[Recorded data]
* * * * *
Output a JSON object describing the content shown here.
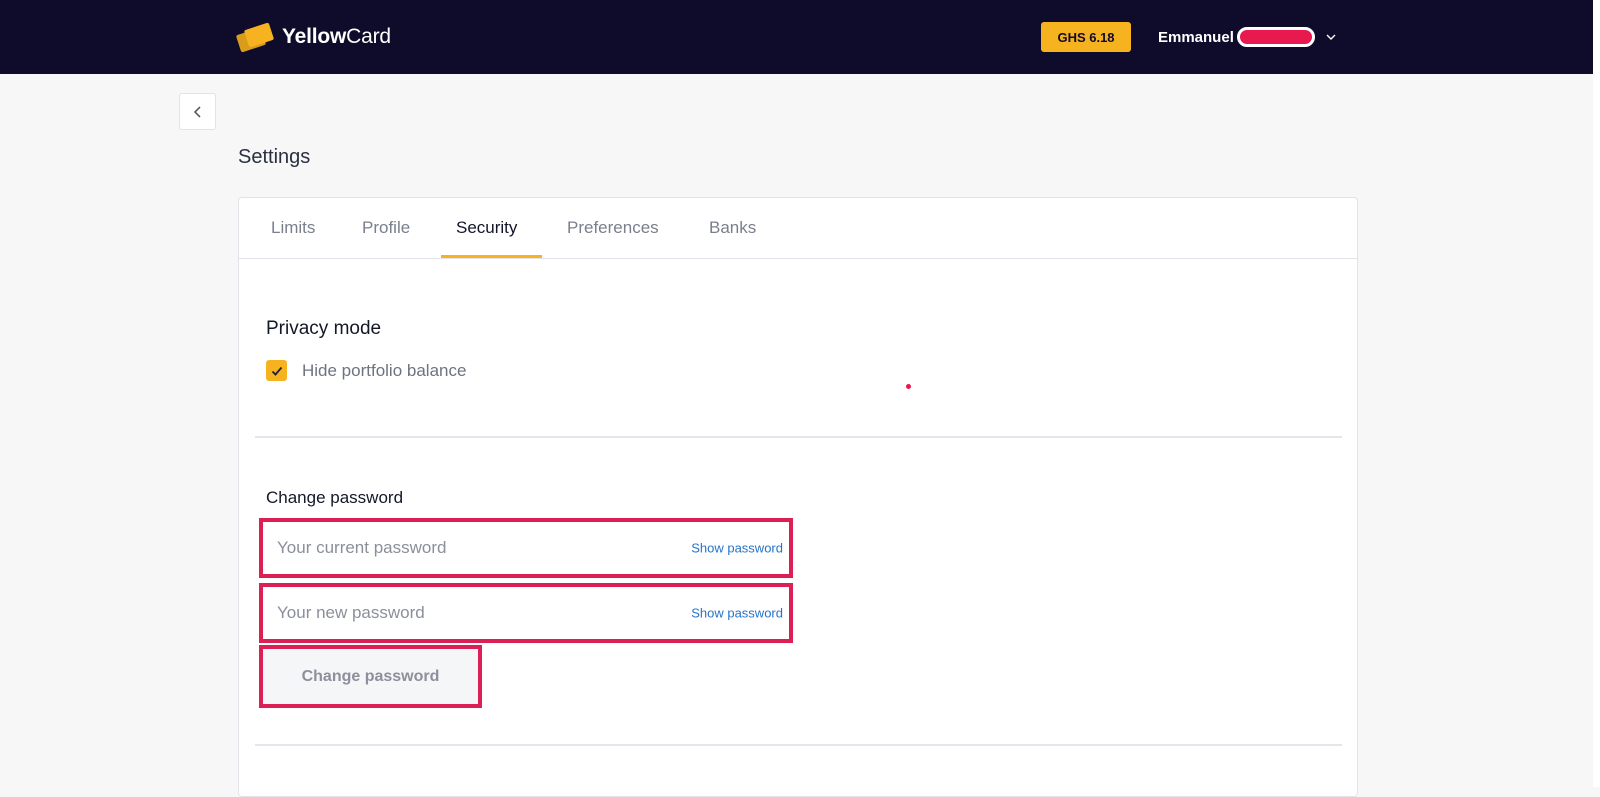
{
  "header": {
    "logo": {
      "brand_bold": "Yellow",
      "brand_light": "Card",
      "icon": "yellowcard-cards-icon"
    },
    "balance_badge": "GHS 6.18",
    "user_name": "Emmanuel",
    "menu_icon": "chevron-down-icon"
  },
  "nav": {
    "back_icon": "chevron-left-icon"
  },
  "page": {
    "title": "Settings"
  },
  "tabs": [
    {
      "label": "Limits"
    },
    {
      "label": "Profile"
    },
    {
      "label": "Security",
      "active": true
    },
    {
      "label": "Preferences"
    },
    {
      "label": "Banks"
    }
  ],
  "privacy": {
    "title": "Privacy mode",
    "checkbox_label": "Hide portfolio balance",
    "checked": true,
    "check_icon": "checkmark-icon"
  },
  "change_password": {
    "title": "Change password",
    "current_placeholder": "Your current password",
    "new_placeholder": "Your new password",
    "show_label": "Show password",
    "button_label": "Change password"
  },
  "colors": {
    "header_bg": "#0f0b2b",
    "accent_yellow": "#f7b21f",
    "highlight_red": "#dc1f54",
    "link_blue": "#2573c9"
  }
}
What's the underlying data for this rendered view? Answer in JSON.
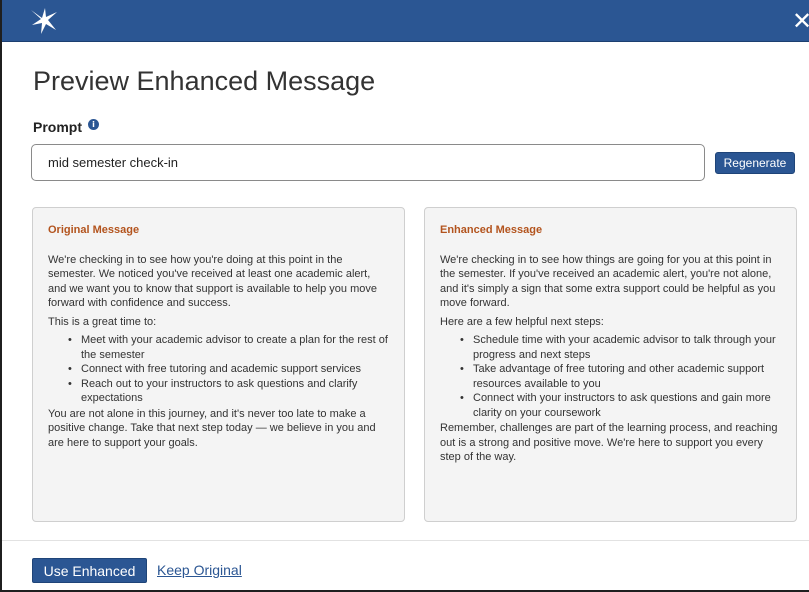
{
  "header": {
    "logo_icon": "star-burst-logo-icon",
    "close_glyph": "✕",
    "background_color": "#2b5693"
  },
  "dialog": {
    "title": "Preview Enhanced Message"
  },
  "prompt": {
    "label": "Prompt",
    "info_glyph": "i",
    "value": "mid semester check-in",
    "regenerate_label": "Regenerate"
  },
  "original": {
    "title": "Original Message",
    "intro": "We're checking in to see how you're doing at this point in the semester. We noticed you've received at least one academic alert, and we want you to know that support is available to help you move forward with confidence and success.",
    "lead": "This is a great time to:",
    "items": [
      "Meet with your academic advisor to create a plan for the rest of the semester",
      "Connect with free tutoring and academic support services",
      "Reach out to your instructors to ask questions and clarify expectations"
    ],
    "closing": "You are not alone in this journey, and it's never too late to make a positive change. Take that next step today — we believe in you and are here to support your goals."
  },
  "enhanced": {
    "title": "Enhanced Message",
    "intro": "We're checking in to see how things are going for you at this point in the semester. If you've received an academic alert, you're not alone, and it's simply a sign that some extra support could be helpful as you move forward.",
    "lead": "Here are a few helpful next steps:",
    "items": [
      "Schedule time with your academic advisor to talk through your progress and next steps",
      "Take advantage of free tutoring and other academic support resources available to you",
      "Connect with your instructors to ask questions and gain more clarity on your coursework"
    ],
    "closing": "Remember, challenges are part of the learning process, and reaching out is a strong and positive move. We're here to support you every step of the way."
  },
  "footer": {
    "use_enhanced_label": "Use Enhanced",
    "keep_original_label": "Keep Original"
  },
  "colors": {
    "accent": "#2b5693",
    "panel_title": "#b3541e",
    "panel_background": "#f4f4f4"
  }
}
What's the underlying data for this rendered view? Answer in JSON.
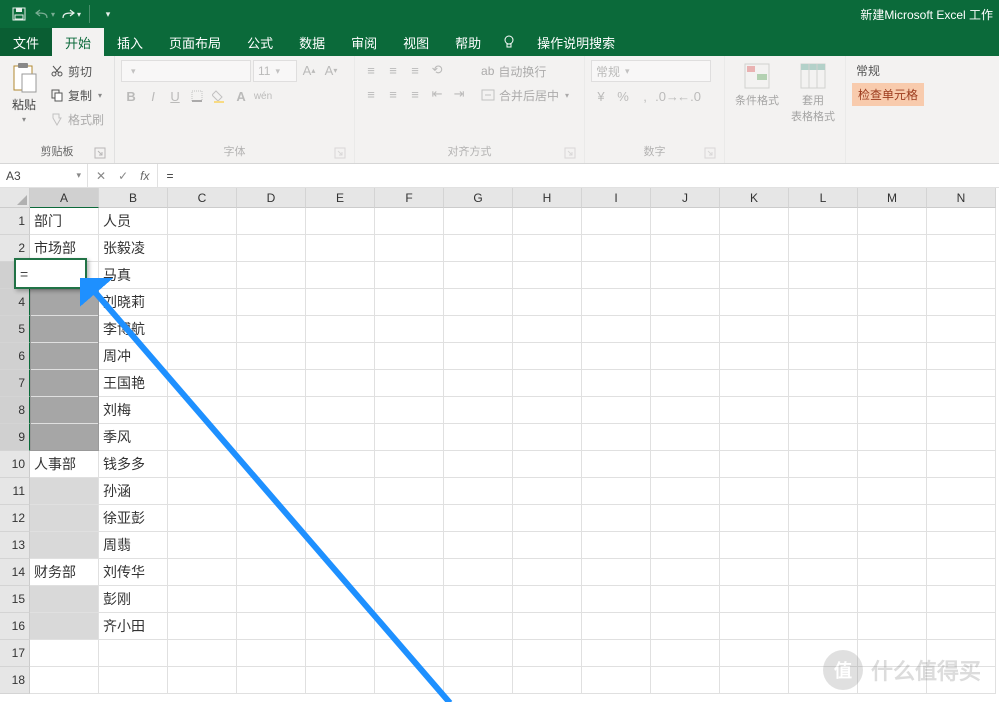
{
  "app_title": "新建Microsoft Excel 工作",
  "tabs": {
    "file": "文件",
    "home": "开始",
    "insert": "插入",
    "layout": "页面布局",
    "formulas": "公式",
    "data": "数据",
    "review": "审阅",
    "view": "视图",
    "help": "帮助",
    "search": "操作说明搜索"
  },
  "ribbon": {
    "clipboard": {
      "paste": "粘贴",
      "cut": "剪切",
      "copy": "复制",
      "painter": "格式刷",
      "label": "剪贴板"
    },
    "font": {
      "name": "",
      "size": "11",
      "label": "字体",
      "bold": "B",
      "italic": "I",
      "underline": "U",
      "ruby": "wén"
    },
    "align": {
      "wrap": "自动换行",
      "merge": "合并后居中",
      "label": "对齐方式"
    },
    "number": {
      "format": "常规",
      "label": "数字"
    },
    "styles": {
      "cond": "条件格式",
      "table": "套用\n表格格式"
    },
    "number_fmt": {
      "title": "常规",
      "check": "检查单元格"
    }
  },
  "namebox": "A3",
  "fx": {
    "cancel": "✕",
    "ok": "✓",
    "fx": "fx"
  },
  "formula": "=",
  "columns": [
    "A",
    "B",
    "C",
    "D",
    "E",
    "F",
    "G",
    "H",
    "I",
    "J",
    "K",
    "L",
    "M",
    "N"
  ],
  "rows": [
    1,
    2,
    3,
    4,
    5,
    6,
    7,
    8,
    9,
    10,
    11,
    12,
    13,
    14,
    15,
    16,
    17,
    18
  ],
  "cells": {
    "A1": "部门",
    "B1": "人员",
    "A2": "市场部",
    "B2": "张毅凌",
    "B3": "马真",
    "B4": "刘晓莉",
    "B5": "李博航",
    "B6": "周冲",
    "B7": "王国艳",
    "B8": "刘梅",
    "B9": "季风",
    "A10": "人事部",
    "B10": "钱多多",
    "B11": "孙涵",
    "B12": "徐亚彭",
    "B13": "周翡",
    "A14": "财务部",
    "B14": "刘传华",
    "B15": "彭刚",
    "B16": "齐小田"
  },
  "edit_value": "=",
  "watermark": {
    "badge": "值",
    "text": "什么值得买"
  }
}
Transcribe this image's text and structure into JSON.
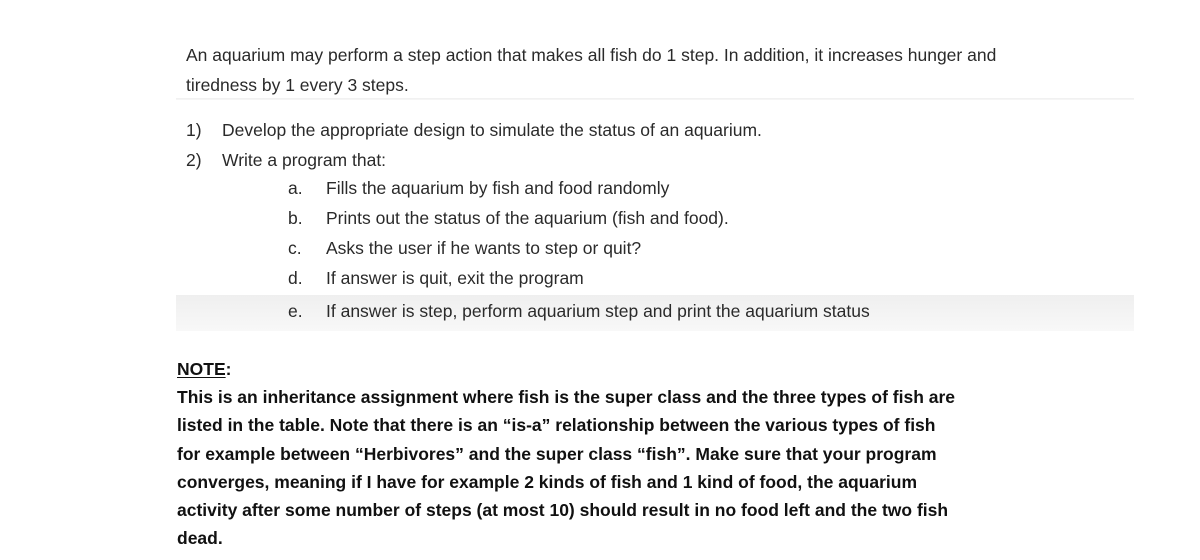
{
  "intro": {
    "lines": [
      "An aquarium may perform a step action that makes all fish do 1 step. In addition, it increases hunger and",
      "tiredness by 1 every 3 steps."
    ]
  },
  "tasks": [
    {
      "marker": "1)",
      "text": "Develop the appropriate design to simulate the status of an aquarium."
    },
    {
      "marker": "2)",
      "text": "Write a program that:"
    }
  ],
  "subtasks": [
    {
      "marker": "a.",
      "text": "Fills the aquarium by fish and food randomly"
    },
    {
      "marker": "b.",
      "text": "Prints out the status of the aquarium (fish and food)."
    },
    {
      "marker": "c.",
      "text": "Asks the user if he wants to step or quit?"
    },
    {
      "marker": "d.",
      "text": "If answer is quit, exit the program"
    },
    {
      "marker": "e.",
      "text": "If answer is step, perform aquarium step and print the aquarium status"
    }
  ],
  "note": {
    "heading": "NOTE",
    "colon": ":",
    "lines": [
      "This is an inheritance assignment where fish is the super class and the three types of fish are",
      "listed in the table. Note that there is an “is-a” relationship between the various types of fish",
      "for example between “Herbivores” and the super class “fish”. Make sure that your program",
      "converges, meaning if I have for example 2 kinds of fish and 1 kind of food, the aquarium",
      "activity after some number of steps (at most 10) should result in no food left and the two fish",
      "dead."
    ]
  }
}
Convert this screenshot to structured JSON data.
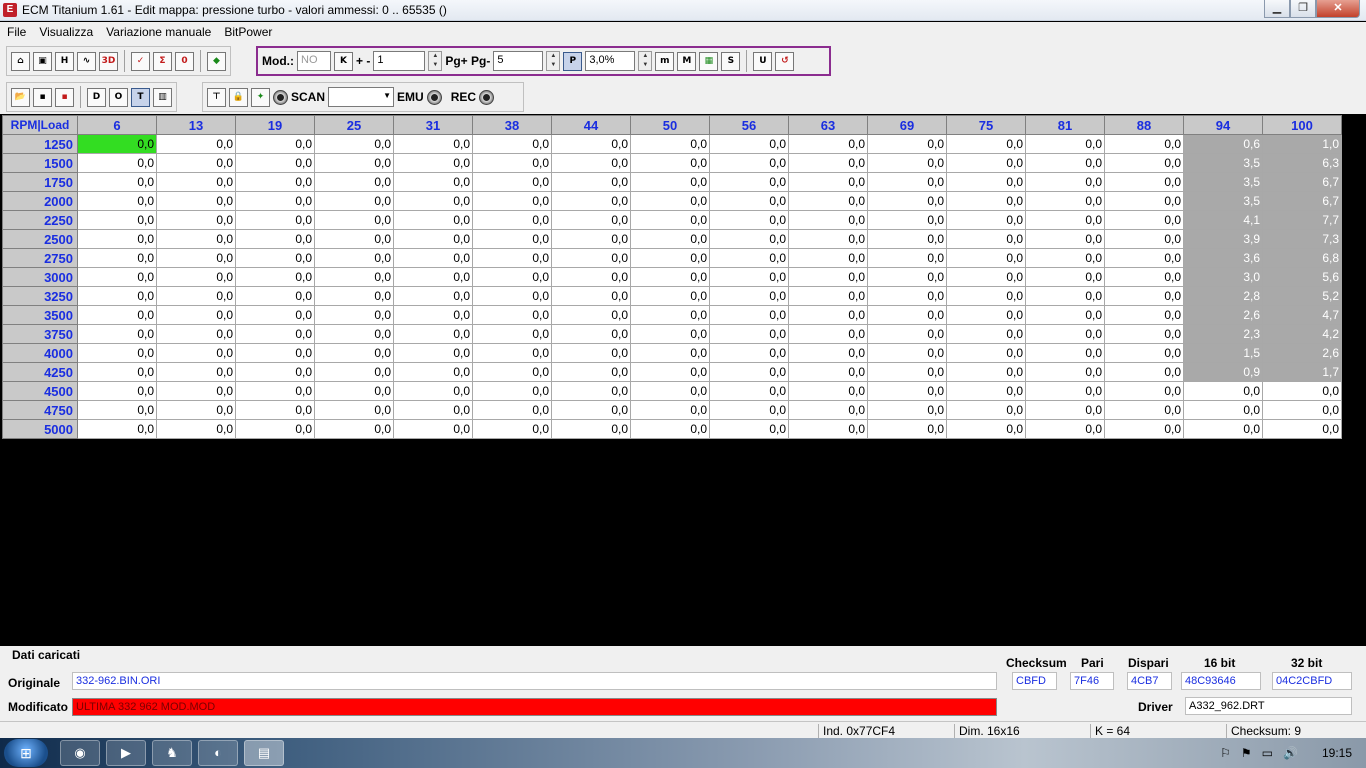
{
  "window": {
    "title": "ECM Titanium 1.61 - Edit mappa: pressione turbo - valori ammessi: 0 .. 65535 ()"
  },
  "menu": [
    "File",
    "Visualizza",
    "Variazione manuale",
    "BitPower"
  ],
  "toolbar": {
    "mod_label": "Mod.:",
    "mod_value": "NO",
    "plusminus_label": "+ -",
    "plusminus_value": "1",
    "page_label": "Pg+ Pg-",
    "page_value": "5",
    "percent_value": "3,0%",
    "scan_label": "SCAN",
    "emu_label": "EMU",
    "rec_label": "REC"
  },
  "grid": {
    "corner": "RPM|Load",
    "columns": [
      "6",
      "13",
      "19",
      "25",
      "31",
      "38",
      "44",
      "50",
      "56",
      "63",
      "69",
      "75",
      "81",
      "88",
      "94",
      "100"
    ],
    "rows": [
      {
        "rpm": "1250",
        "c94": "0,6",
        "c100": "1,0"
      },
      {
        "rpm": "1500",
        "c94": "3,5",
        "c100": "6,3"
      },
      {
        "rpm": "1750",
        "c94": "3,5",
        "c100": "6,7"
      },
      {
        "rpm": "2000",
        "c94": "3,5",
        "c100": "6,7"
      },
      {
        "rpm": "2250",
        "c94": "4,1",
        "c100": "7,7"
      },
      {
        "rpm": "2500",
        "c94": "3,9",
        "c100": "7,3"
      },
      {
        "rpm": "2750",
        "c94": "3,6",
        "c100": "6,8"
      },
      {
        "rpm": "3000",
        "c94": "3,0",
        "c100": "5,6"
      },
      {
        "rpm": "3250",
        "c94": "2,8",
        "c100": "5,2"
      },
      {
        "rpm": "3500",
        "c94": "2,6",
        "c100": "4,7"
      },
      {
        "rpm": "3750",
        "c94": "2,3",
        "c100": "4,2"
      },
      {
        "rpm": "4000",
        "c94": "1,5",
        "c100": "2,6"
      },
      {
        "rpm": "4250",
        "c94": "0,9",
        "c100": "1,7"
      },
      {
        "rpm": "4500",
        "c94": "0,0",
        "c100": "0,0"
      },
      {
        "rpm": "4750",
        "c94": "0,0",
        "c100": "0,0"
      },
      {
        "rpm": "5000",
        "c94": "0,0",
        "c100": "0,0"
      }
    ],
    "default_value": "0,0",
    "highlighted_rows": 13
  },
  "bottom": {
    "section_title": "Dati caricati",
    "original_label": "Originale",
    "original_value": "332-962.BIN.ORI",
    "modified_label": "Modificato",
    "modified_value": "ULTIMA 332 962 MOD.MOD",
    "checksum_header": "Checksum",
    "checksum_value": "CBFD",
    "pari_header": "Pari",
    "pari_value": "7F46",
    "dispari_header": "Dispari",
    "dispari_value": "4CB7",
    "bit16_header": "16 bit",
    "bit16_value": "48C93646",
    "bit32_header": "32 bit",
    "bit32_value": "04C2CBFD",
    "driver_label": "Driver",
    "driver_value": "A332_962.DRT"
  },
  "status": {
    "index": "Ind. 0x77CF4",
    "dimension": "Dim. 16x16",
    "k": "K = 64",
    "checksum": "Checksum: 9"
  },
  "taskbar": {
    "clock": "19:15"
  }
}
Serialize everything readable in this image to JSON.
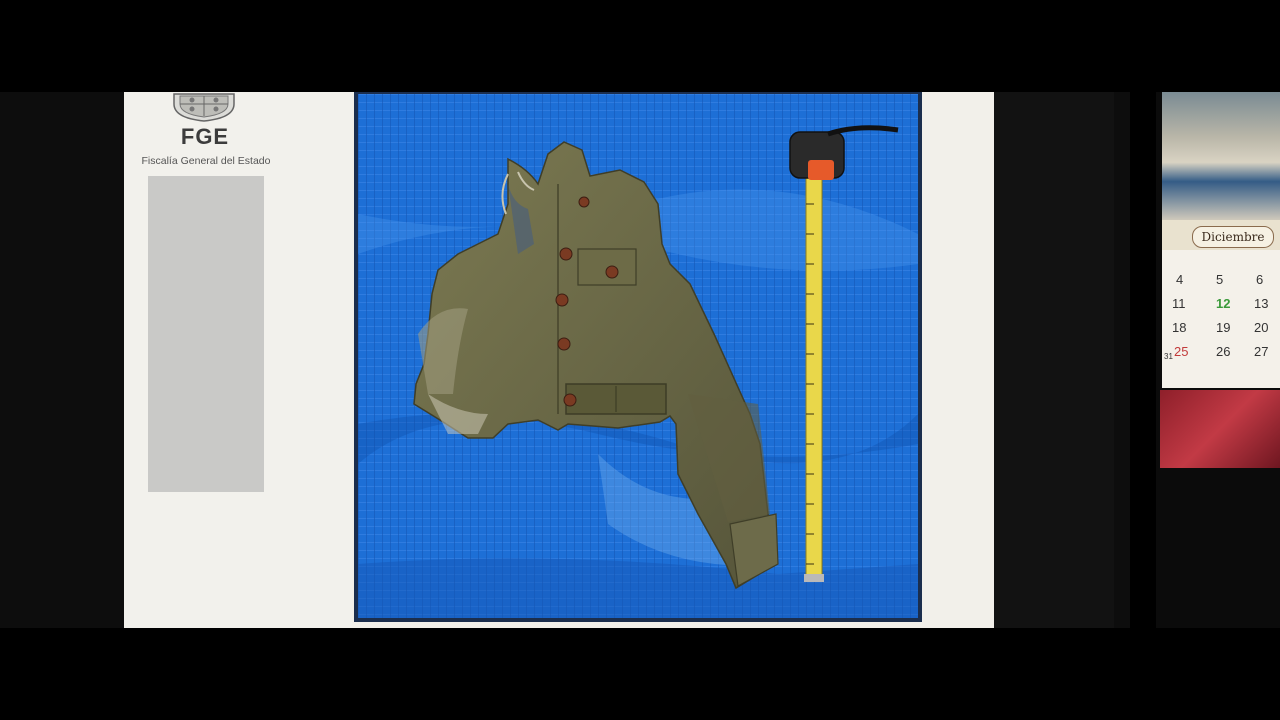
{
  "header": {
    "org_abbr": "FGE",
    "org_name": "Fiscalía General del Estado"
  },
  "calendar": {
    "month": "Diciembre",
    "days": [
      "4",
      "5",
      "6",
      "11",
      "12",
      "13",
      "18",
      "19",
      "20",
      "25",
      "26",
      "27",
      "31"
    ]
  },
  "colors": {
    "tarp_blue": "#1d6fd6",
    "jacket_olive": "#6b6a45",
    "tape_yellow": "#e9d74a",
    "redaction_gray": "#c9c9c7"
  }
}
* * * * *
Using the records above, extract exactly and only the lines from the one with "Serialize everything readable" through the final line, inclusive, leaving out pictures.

◆ Output for this exercise:
Serialize everything readable in this image to JSON.
{
  "header": {
    "org_abbr": "FGE",
    "org_name": "Fiscalía General del Estado"
  },
  "calendar": {
    "month": "Diciembre",
    "days": [
      "4",
      "5",
      "6",
      "11",
      "12",
      "13",
      "18",
      "19",
      "20",
      "25",
      "26",
      "27",
      "31"
    ]
  },
  "colors": {
    "tarp_blue": "#1d6fd6",
    "jacket_olive": "#6b6a45",
    "tape_yellow": "#e9d74a",
    "redaction_gray": "#c9c9c7"
  }
}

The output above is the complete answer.